• **EXERCISE DESCRIPTION**: Search the listing below for the string "Boost", then copy every line it appears in.

• **SOURCE MATERIAL**:
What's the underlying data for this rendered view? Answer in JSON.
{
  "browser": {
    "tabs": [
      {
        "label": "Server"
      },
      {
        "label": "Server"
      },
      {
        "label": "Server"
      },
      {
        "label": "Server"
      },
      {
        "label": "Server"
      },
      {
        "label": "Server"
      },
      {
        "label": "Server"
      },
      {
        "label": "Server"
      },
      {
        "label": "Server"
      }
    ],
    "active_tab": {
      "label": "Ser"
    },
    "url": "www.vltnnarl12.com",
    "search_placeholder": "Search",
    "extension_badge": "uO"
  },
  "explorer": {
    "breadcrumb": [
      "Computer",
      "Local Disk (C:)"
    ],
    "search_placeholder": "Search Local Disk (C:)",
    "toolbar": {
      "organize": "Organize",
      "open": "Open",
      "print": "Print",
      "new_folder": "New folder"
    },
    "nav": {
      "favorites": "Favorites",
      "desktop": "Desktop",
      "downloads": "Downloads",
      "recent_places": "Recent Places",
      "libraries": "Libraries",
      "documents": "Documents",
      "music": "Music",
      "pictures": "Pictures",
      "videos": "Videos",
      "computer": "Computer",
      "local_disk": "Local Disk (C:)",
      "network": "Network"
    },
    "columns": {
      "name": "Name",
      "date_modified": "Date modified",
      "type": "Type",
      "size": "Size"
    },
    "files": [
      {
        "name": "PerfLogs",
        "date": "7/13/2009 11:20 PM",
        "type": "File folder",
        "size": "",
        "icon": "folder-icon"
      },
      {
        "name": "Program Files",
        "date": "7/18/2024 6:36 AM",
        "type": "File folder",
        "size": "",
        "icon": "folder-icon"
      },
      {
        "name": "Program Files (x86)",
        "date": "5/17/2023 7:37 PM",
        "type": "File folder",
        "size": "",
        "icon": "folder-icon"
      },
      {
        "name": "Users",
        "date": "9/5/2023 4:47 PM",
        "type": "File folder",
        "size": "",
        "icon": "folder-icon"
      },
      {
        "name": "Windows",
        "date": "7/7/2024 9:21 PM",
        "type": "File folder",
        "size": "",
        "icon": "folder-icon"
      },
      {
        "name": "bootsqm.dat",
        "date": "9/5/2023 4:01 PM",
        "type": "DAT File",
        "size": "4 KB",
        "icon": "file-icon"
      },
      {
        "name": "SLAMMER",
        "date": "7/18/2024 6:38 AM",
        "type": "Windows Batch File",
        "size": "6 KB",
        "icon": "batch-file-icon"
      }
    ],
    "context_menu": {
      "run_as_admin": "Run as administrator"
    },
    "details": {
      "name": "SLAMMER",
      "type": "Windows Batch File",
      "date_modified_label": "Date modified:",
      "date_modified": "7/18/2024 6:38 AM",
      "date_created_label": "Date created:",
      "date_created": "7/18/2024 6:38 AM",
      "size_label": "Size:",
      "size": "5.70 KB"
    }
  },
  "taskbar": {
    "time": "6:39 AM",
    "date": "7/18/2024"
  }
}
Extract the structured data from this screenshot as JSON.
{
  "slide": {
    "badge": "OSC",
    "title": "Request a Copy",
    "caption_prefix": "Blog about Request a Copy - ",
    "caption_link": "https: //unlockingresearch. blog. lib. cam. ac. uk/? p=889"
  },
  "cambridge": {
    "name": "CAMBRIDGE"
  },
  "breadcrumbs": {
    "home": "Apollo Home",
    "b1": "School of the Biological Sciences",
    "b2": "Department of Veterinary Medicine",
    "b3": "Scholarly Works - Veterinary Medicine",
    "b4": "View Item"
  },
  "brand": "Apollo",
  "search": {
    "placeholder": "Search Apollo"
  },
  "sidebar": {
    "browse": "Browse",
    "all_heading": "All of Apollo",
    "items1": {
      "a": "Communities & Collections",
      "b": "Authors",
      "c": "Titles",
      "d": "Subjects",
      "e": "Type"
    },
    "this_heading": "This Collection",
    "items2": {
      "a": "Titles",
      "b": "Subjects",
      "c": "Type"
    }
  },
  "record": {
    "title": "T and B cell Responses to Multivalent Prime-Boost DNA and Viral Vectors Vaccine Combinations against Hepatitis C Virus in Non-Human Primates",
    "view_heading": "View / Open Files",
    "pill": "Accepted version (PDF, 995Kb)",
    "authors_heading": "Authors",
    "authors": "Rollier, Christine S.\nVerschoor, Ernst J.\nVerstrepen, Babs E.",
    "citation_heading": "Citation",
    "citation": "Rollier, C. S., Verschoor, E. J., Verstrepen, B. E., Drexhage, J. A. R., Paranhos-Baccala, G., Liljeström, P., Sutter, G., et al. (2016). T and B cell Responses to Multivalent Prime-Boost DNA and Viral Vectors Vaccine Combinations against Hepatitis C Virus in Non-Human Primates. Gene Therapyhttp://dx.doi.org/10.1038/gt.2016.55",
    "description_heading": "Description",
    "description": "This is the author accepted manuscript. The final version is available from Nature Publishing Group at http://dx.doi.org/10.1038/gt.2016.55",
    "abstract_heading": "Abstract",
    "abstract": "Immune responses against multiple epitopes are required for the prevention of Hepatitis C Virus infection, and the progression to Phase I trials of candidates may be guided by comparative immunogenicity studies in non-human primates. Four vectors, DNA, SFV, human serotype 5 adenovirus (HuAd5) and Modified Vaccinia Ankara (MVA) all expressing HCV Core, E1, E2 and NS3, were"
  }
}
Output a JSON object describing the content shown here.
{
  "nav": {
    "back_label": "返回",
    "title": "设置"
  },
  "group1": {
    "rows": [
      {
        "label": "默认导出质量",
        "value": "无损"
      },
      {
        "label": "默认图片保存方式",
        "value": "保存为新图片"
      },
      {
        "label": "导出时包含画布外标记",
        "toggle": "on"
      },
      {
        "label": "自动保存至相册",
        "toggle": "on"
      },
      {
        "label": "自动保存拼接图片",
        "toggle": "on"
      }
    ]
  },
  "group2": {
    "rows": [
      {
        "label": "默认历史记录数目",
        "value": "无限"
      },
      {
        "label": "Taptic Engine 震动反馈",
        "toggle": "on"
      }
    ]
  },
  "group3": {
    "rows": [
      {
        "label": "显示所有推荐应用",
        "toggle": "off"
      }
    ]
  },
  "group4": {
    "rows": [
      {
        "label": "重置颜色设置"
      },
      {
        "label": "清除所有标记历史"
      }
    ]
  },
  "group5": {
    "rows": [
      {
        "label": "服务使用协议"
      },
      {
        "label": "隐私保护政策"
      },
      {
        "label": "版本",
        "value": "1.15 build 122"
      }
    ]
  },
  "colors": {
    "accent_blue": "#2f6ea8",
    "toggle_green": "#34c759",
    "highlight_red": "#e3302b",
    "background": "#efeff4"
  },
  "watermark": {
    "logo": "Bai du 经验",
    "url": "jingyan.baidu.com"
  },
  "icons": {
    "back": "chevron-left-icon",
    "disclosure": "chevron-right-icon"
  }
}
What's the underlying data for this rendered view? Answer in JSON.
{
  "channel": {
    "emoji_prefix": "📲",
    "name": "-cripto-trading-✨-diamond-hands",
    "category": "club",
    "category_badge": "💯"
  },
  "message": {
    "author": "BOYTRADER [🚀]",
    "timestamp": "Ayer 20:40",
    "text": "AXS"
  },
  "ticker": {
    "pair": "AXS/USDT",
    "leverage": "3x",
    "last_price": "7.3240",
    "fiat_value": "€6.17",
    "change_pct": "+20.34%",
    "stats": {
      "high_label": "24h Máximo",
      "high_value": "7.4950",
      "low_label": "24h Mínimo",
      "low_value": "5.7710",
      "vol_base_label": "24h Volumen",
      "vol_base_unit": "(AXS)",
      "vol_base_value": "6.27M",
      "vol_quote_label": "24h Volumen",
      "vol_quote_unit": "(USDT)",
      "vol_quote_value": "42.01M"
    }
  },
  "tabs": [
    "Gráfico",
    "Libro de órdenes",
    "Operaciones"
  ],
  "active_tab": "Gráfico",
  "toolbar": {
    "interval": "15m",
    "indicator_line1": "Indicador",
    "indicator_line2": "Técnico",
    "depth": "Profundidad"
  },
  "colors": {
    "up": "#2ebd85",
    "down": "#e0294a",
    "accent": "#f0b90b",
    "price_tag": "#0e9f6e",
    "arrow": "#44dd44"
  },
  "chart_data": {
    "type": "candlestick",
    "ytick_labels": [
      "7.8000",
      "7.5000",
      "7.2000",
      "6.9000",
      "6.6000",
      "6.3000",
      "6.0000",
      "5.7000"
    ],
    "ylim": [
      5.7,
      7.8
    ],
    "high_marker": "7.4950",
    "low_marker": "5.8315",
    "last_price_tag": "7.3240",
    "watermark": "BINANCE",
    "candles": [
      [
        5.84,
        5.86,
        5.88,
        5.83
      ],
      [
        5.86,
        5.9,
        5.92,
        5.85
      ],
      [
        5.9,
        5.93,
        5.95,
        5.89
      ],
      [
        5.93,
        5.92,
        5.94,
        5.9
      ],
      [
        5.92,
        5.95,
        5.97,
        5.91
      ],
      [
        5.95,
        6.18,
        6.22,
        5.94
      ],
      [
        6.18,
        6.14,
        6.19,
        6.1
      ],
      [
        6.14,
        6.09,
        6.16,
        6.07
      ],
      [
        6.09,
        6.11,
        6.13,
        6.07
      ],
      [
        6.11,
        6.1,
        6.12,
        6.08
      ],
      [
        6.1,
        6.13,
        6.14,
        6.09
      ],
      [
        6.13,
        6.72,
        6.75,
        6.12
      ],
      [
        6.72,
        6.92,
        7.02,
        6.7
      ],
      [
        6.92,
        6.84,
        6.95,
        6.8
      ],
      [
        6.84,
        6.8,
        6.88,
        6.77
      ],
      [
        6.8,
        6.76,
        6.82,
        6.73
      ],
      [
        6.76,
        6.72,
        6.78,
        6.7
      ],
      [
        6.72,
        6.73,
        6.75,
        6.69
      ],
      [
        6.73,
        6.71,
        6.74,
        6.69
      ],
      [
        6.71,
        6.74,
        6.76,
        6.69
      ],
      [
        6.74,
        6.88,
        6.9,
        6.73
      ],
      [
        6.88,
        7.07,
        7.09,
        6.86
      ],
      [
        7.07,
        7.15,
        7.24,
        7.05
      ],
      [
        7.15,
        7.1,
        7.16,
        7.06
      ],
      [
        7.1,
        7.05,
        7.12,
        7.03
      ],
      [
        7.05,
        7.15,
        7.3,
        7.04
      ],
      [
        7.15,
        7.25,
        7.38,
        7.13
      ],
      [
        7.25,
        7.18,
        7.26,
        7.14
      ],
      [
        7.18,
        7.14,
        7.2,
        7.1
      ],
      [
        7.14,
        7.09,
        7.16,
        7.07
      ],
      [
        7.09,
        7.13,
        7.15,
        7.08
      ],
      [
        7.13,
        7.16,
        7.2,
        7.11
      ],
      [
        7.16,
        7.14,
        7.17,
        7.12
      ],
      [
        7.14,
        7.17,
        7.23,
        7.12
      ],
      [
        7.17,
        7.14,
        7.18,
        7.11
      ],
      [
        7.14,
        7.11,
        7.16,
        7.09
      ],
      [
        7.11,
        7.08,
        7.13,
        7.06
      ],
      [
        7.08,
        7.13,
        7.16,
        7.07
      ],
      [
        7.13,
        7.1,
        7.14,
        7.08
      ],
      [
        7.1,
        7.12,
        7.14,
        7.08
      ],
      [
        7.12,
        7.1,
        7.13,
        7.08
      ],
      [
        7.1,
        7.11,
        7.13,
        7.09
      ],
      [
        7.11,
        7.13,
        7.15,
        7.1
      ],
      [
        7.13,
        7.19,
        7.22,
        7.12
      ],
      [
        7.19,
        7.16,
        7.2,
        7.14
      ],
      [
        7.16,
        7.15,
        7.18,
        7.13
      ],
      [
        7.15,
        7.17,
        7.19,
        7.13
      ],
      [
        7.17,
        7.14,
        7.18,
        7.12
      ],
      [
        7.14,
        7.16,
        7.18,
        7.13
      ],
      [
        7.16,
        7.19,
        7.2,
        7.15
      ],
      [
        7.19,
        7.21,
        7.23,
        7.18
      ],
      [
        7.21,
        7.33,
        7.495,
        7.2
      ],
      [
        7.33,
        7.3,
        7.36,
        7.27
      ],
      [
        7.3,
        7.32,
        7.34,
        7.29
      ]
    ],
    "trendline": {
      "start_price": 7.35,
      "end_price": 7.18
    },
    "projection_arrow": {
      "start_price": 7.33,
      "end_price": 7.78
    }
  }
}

• **ANSWER TO THE PROBLEM**:
    "title": "T and B cell Responses to Multivalent Prime-Boost DNA and Viral Vectors Vaccine Combinations against Hepatitis C Virus in Non-Human Primates",
    "citation": "Rollier, C. S., Verschoor, E. J., Verstrepen, B. E., Drexhage, J. A. R., Paranhos-Baccala, G., Liljeström, P., Sutter, G., et al. (2016). T and B cell Responses to Multivalent Prime-Boost DNA and Viral Vectors Vaccine Combinations against Hepatitis C Virus in Non-Human Primates. Gene Therapyhttp://dx.doi.org/10.1038/gt.2016.55",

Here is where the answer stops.